If you’re wondering what prompted Anil Ambani to launch a high-decibel campaign against the government, it is because we’ve seen over the years that, if conducted well, such campaigns work. In the late 1990s, for instance, when the government accused Suzuki Motor Company of foul play in Maruti Udyog Limited, Suzuki ran an ad campaign exposing each one of these claims. Though it took years for Suzuki to get full control of Maruti, things started turning around after this as the government lost the moral high ground.
Ambani learnt this the hard way when, in 2002, he and elder brother Mukesh (in the pre-split days) muscled their way into the mobile phone market despite having just a fixed line licence. Thanks to unfair rules, Reliance’s CDMA-mobile phone had a huge advantage — anyone who called it had to pay money while when you called an Airtel phone, the Airtel customer paid for the incoming call. This made the Reliance phone cheaper by half — and since it hadn’t paid any licence fee, it was even cheaper. The cellular mobile industry retaliated by blocking calls to/from Reliance; an ad blitz followed asking a simple question: Why was the telecom regulator being unfair to 11 million cellular mobile users by making them pay for their incoming calls while these were free for Reliance customers? And why was Reliance not asked to pay licence fee while their phone companies had to — and passed this on to them.
Within a few months, the regulator introduced Calling Party Pays which made incoming calls free for the cellular mobile users as well and Reliance was forced to pay a licence fee plus a penalty. Cellular tariffs crashed and the market boomed. As a result, Anil’s group which now owns the telephony part of the business has moved to cellular mobile. Almost to the day, you can trace the change in fortunes to that well-orchestrated ad campaign (as in the Ambani case, there was also a highly-paid legal campaign that ran in tandem) that, in its wake, also saw Telecom Minister Pramod Mahajan lose his job for blatantly favouring Reliance.
It’s hardly surprising then, that Anil is using similar tactics now. There are differences/similarities between the campaigns. The cellular one was done after the Supreme Court had ruled asking the telecom tribunal to re-look at the matter keeping in mind the specific allegations of unfair treatment; the Ambani blitz comes before the Supreme Court has heard the matter. Both targeted the government through proxies — cellular firms trained their guns on the telecom regulator and Ambani is focusing on Petroleum Minister Murli Deora.
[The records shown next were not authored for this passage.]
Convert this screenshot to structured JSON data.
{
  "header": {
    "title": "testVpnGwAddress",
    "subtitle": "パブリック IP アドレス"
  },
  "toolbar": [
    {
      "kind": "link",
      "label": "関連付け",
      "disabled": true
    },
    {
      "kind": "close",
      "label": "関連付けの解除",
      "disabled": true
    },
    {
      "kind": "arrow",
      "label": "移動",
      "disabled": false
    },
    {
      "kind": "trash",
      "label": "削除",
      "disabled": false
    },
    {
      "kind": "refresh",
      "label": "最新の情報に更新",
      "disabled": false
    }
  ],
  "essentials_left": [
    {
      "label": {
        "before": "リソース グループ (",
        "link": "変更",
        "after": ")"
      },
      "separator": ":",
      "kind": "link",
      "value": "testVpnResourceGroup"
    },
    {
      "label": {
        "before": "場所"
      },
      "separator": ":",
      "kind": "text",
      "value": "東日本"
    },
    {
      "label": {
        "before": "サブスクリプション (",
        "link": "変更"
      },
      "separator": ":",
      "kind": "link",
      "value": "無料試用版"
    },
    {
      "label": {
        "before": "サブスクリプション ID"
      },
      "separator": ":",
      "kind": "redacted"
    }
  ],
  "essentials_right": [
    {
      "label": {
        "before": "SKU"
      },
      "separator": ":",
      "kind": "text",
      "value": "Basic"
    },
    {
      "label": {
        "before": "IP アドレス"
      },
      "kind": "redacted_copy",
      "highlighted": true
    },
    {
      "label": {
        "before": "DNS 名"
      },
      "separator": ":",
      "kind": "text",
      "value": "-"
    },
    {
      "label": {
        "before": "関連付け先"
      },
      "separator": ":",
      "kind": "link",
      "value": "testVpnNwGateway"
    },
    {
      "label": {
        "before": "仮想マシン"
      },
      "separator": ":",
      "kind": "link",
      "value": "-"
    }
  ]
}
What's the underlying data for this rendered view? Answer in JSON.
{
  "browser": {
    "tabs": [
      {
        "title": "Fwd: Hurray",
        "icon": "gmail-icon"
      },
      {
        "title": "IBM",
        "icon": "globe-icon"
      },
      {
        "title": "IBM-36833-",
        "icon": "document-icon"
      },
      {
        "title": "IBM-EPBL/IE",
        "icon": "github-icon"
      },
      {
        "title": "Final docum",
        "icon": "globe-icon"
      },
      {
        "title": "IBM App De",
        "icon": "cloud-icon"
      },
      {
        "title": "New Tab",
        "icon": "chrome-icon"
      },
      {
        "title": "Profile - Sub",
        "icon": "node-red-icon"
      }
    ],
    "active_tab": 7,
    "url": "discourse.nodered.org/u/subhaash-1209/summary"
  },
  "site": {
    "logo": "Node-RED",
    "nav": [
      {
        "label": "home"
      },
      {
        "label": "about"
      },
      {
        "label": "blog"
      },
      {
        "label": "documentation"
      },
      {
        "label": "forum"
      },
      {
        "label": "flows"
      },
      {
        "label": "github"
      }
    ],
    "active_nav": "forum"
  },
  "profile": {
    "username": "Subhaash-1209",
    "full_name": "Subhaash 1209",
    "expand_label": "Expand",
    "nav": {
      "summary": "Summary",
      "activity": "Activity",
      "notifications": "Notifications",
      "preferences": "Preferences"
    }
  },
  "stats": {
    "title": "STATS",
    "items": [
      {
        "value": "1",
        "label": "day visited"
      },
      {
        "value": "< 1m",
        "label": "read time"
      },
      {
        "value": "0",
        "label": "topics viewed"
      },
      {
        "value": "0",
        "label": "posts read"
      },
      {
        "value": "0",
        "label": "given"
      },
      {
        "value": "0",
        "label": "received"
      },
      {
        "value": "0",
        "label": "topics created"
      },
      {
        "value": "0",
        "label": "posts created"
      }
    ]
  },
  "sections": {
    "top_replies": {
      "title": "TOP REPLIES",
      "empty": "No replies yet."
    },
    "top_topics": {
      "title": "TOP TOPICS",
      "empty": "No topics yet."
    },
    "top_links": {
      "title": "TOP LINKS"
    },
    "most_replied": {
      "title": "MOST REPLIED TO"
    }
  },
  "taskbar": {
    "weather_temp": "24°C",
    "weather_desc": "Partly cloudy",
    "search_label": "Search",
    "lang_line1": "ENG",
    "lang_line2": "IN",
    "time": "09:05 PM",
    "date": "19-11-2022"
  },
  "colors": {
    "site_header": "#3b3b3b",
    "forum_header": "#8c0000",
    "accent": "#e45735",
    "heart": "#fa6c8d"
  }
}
It’s difficult to tell if the Ambani campaign has caught the popular imagination but, while talking of the national interest, the ads focus too much on brother Mukesh’s Reliance Industries Limited’s (RIL) profits and consequent losses to the government. For someone who is following the fight, this makes sense, but does it to others? The cellular industry, by way of example, has carried out a campaign (not through ads in newspapers) talking of a Rs 50,000 crore loss Telecom Minister A Raja has caused the exchequer (that’s much more than what Anil claims the petroleum ministry is helping RIL skim off), but I haven’t seen any citizen protest.
The Ambani campaign does say the government’s largesse will hike power and fertiliser costs but not in the kind of detail you’d have liked. If RIL supplied the 40 mmscmd of gas both Anil and NTPC are in court for, this would be enough to supply electricity to 10-15 million families. An ad talking only of how the government was raising the electricity bill of 10-15 million families by 50 per cent would surely be more evocative? Right now, public perception is that the real fight is about which Ambani should pocket the money. The ads have done nothing to dispel this, though Anil Ambani officials privately claim they won’t pocket the money since the cheaper gas will lower power prices for everyone. It would help if this was stated upfront as a commitment.
For now though, with the government making noises about protecting NTPC’s interests — something it hasn’t done for the last five years — the campaign’s impact is visible. This and the fact that the government has given some kind of a reply to the charges against it are a welcome move towards transparency. If the government realises its actions — and not just in this case — are increasingly going to be exposed publicly, the ad campaign will have served its purpose. Irrespective of what the Supreme Court decides.